It’s a type of record where they did drums in one room, guitars in a different room, and when it came to vocals, that is where Mike IX Williams felt the most comfortable with working together with me. We work awesome together. We know this from doing a couple of Arson Anthem records together. Mike is very particular. He is very serious about what he does, especially when it comes to Eyehategod.
When it comes to Eyehategod, I have been a fan since their first demo. I feel like I know them very well. Mike trusted me. We worked really well together on this thing. Honestly, I think it’s his best work. To be bold enough, I think it’s Eyehategod’s best record ever.
I’m so proud of them and proud to be part of this. It goes beyond words.
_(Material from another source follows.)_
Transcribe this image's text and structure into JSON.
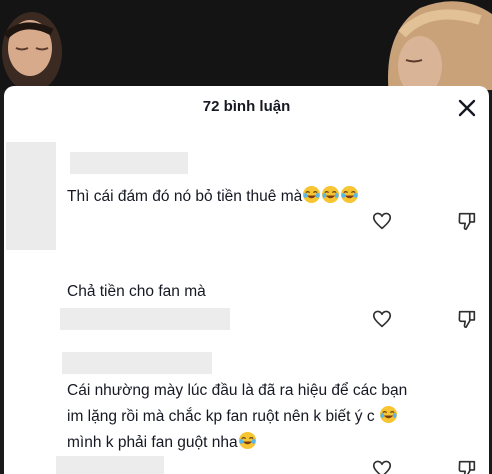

I don’t even know how to put it into words. It’s going to be a blast. I’m very proud to be part of it. That is all I can say.
The first Housecore Horror Film Festival was a huge success. There was the recent announcement about the ‘Texas Chainsaw Massacre’ cast reuniting at this year’s festival. What did you learn from last year’s event that you can apply to this year to make things bigger and better?
Honestly, to not stress out on it as much. Year One was like, “Oh my God. What are we getting into here?” We saw how laid back everything was and how well set up it was. That relieved a whole lot of anxiety. I’m looking forward to it, yet still in my opinion we are in a lot of infantile stages as far as securing certain buildings and securing certain bands and making sure we get a gigantic library of different films. To me, it’s all still very much in the works and has a long way to go before I can feel absolutely comfortable about it.
It is great to have the ‘Texas Chainsaw’ cast. Everyone that was a part of it that is still alive and kicking is going to come down and view this thing together for the first time. It is a lot of guys and gals that were in the actual film that have never sat down together and watched the whole original from front to back in one sitting. That is going to be really so unique and mind blowing for a horror freak like myself. It once again goes beyond words. We are working hard towards everything.
You have a lot of irons in the fire. Anything else you have going on that you need to mention?
I think we nailed everything. Whatever it may be, irons in the fire, there is always room in that fire. Just bring it on, man.
Watch Down’s Video for ‘We Knew Him Well’